Even as Leia is doggedly pushing her people forward, she reminisces on her time in the New Republic’s Galactic Senate and the events of Claudia Gray’s Bloodline. Fans of how that book mixed the political and the personal will appreciate how Roanhorse picks up that thread for Leia’s plot arc, as well as the familial ties established in Chuck Wendig’s Aftermath. That book brought together Rebel pilots Wedge Antilles and Norra Wexley, the mother of Temmin “Snap” Wexley from The Force Awakens. At the start of Resistance Reborn, the two have settled into a comfortable retirement on Norra’s homeworld of Akiva; but when the Resistance is in need of an old leader to inspire new hope, Wedge struggles with whether or not to join the fight.

Despite these moments with beloved heroes, Resistance Reborn is most effective in the time it spends with the galaxy’s denizens you won’t be seeing on the big screen in December—the average folks trying to get by while watching the Resistance and the First Order literally chase each other across the sky on their morning commute. To wit, the primary antagonist is a nobody, a middle manager at the Corellian Engineering Corporation. Winshur Bratt isn’t evil, per se—but he’s ambitious, self-serving, and insecure enough not to mind when the First Order takes over his workplace. And when his job duties expand to include overseeing the transfer of some political prisoners to a labor camp, Winshur doesn’t go all Jyn Erso and declare this grounds for rebellion; he keeps his head down, because he’s just comfortable enough within the system to not want to change it. And in some ways, that’s more terrifying than a Sith lord—because if you can’t get the average person to care, then any resistance is doomed.

On the flip side, Leia and Poe’s forces include at least one reformed Imperial officer, which leads to fascinating tension among the remaining “good guys” that could have benefited from more exploration. While there were plenty of Imperials and baddies featured in Legends books—including some, like Mara Jade, who saw the light—in the past five years there has been a growing trend of Imperial or First Order defectors’ stories being centered: Bodhi Rook in Rogue One, Alexsandr Kallus in Star Wars Rebels, and of course our dear FN-2187. These individual breaking points, the moments these characters stop in their tracks even if they are just one person, seem to add up to a larger moral message about simply doing better than you did yesterday. It’s never too late, the Star Wars canon seems to be saying, to change sides.

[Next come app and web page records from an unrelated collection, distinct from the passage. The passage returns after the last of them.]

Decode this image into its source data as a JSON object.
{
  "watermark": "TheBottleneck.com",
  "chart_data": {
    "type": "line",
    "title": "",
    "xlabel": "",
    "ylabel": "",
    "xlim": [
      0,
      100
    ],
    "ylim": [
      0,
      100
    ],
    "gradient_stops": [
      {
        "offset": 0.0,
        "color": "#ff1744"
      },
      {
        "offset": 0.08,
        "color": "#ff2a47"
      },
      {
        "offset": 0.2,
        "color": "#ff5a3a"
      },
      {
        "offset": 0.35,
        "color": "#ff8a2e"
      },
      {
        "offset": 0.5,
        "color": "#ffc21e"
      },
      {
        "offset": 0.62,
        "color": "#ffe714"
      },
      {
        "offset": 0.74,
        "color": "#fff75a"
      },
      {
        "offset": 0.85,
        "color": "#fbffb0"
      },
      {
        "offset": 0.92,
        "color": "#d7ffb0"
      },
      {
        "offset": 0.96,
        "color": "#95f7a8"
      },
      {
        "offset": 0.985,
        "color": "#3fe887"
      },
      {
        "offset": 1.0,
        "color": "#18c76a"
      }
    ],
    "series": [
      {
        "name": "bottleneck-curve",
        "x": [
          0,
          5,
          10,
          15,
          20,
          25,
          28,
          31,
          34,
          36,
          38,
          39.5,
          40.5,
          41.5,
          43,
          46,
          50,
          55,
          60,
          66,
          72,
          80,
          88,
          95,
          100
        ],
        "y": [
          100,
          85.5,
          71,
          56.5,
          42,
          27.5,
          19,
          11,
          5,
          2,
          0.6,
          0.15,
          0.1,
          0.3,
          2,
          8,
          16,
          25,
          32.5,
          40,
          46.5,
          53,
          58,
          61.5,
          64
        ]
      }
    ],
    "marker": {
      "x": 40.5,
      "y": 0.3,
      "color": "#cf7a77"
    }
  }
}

You could go into The Rise of Skywalker without having read Resistance Reborn; in terms of plot, it doesn’t really tell you any more than the first few minutes of the movie presumably will. However, if you want to get everything you can from the conclusion of the Skywalker saga, Roanhorse’s book sets the necessary moral and emotional foundation for what will hopefully be the defeat of the First Order and, more importantly, the future of the galaxy.

Star Wars: Resistance Reborn is available from Del Rey.

Reading this book made Natalie Zutter nostalgic for all the Legends books and comics, and reminds her that she really needs to pick up Doctor Aphra’s adventures. Count down to Rise of Skywalker with her on Twitter!

This article was originally posted on
https://www.tor.com/2019/11/15/book-reviews-star-wars-resistance-reborn-rebecca-roanhorse/

LEAVE A REPLY

Please enter your comment!
Please enter your name here

This site uses Akismet to reduce spam. Learn how your comment data is processed.